Tires are an enormous expense for fleet customers, so it’s no secret those customers want to do everything they can to get the most out of them. Here are nine ways fleets might experience premature tire wear or damage, as well as tips you can give them to swoop in and save their day—and their tires, too.
1. Under-Inflation/Low Tire Pressure
Under-inflated tires are a leading cause of tire failure on the road.
Tires typically lose up to 2% of their air pressure every month. A tire that is underinflated by as little as 2% can exhibit irregular wear and other tire issues. Worn valve stems and temperature changes can increase the amount of pressure loss, as can nail holes and other tire damage from demanding applications such as waste hauling.
Fleets should check their tire pressure at least once a week to help extend the life of their tires. One of the quickest and easiest methods of checking tire pressure data is to invest in a monitoring system. With these tools, tire pressure can be monitored accurately for all tires on the vehicle instantaneously. This can significantly extend the tire’s usable life.
2. Mismatched Tires
When tires are used in a dual position, as seen on drive and trailer positions in the U.S., having mismatched tires can significantly increase premature wear. The easiest method for identifying mismatched tires is examining the tread depth: Differences as small as 4/32nds can cause premature wear. Using tires from different manufacturers or pairing worn tires with new tires can cause this type of mismatch.
More accurate identification of mismatches can be found by examining the tires’ diameters. In some cases, tires can have identical tread depth but a different overall diameter due to engineering differences. This primarily occurs when using tires from different manufacturers. Differences in diameter as small as one quarter of an inch can significantly impact wear.
It’s vital to make sure tires in a dual position match. If one tire in a dual position is damaged and requires premature replacement, the fleet should ideally either replace both tires with matching new tires, or have an inventory of used tires on hand from which to select one that matches the remaining tire; otherwise, you may significantly reduce the life of the tires.
Lastly, mismatches between identical tires can be caused by differences in air pressure. Variances as small as 5 psi can cause the tires to be mismatched. This type of mismatch can occur even when the tire make, model, tread depth and diameter are identical.
3. Alignment Issues or Improper Toe Settings
One major culprit of tire wear that often goes undiagnosed is toe-in or toe-out misalignment of the axles, or alignment issues on trailer axles.

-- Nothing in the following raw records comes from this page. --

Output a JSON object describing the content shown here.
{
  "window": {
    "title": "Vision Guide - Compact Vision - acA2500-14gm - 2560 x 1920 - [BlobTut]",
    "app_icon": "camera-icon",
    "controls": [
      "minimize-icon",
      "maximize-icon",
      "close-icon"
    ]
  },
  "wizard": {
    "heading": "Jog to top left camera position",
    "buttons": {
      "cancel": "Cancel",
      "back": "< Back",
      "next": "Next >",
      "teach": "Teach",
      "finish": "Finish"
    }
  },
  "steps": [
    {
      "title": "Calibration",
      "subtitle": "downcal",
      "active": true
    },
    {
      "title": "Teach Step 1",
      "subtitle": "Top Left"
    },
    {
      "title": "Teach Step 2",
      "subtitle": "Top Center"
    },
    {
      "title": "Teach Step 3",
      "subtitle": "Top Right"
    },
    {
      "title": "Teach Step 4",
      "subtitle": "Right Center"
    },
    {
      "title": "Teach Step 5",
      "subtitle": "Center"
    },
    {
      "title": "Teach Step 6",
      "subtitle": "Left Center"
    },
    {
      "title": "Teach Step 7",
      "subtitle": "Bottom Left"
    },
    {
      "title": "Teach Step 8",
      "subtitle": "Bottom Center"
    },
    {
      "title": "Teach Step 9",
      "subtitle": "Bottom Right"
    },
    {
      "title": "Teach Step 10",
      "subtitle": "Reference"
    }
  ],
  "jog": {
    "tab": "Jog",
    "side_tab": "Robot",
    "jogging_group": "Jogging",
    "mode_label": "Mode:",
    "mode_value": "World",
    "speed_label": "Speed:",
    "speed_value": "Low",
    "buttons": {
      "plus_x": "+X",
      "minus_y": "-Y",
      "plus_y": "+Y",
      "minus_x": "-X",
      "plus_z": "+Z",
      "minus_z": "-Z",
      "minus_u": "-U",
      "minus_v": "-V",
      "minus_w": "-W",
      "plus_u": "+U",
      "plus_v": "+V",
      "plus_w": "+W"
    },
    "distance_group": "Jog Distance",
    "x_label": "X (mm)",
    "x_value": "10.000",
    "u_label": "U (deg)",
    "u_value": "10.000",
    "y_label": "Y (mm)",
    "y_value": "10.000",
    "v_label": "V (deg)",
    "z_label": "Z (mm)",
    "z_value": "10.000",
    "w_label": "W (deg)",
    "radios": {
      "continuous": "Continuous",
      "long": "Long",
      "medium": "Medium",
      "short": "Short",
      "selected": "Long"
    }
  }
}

A steer tire is the best place to start when diagnosing alignment issues, because it most clearly shows the irregular wear. When we see lateral scrub on the steer tires, it’s usually an indication of toe or thrust wear from either steer axle misalignment or the drive thrust angle.
4. Mechanical Issues

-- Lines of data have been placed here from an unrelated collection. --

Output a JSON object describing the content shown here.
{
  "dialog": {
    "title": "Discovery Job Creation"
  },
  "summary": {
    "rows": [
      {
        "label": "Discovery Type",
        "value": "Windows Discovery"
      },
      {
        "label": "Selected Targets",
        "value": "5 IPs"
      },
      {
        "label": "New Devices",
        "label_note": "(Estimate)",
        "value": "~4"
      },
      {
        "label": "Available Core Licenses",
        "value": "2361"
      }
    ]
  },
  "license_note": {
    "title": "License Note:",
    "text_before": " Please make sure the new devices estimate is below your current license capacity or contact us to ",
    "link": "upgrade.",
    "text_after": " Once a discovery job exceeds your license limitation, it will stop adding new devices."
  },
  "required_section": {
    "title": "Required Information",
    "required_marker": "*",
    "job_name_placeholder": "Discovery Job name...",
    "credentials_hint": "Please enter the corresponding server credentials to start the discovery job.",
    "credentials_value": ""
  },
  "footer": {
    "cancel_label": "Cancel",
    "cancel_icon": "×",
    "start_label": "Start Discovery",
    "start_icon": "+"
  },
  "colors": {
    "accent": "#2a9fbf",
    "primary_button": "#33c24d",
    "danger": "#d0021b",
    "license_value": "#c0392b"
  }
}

Worn out parts such as king-pins, ball joints and wheel bearings, as well as loose U-bolts, can have a huge impact on tire wear. The tire is a message board of what is happening with the truck. Continental experts can often look at tire wear and use it to diagnose a truck’s mechanical or maintenance issues. The wear patterns typically seen with mechanical issues include spotty and diagonal wear.
5. Incorrect Tire for the Application

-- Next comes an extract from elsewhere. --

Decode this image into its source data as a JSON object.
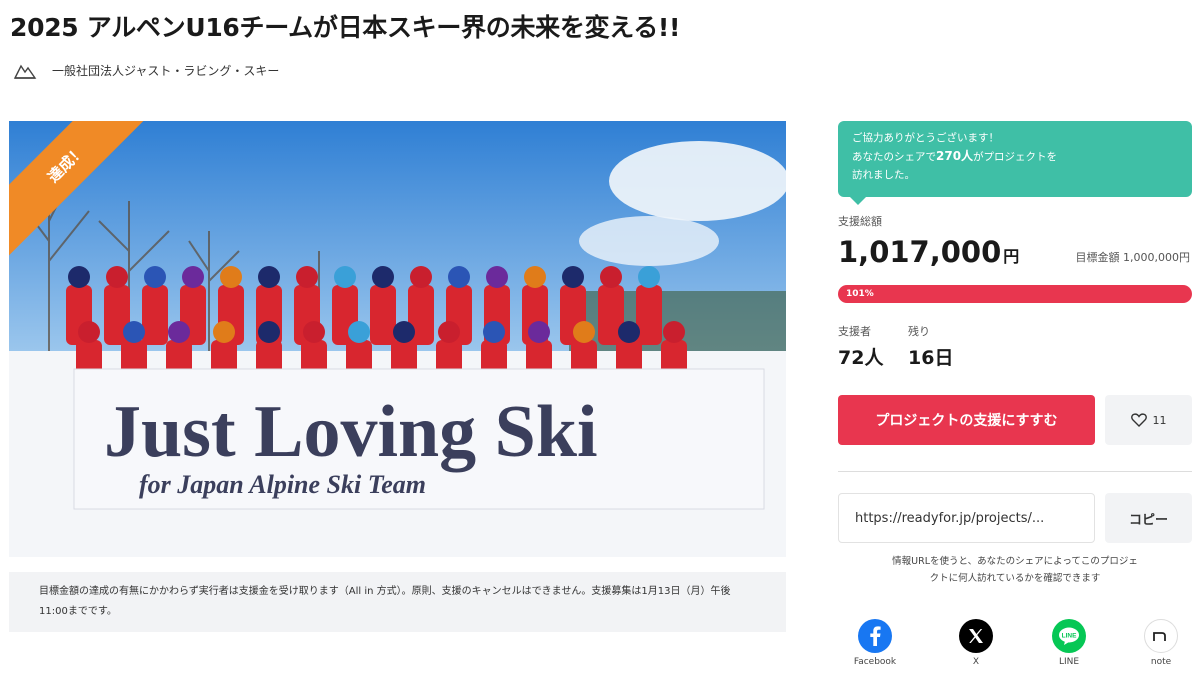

Using the wrong type of tire for a fleet’s specific application can lead to premature wear and damage. For example, using a fuel-efficient long-haul drive tire in a local/regional application could cause tire wear from high torque or cut-and-chip damage because it’s not designed to withstand that type of application. Commercial tires are engineered for specific applications, and it is important to use the right tire for the fleet’s needs. Tire tread depth, groove geometry, tread compounds and other engineering factors all play a role in tire wear.
6. Tire Bead Seating/Assembly
If the tire is not seated properly to the wheel flange area, the tire and wheel assembly will have an “out of round” posture that creates wear. If, for some reason, the tire bead doesn’t fit into the wheel properly—for example, if the tire was not sufficiently lubed during installation—it will not properly center onto the wheel flange. This prevents the tread from lying flat as the tire rolls forward and backward and causes uneven wear on the shoulders of the tire.
7. High Speed on Super Singles
New-generation wide base or “super single” tires have a tread mass that is much larger than that of a traditional tire. This causes the tire to crown at high speeds, creating a tire wear pattern similar to that seen with mismatched tires. This type of premature wear can be avoided by respecting the maximum speed posted by the tire manufacturer.
8. High Torque
Excessive torque causes heel and toe wear patterns on drive tires. This type of wear can be avoided by adjusting the truck to reduce torque, or by driving more slowly. However, real-world situations sometimes prevent fleets from taking these measures. If it can’t be avoided, then drive tires should be rotated frequently to “even out” the wear patterns.
9. Road Hazard/Impact
Premature damage to a tire is often caused by a road hazard or impact. However, the impact frequently goes unobserved until the tire is removed. Impact damage can almost always be identified on a demounted tire. Continental experts look for visual clues that impact has occurred, including radial splits, condition of the rubber after failure, the specific way the reinforcement wires come apart and indications of heat generation.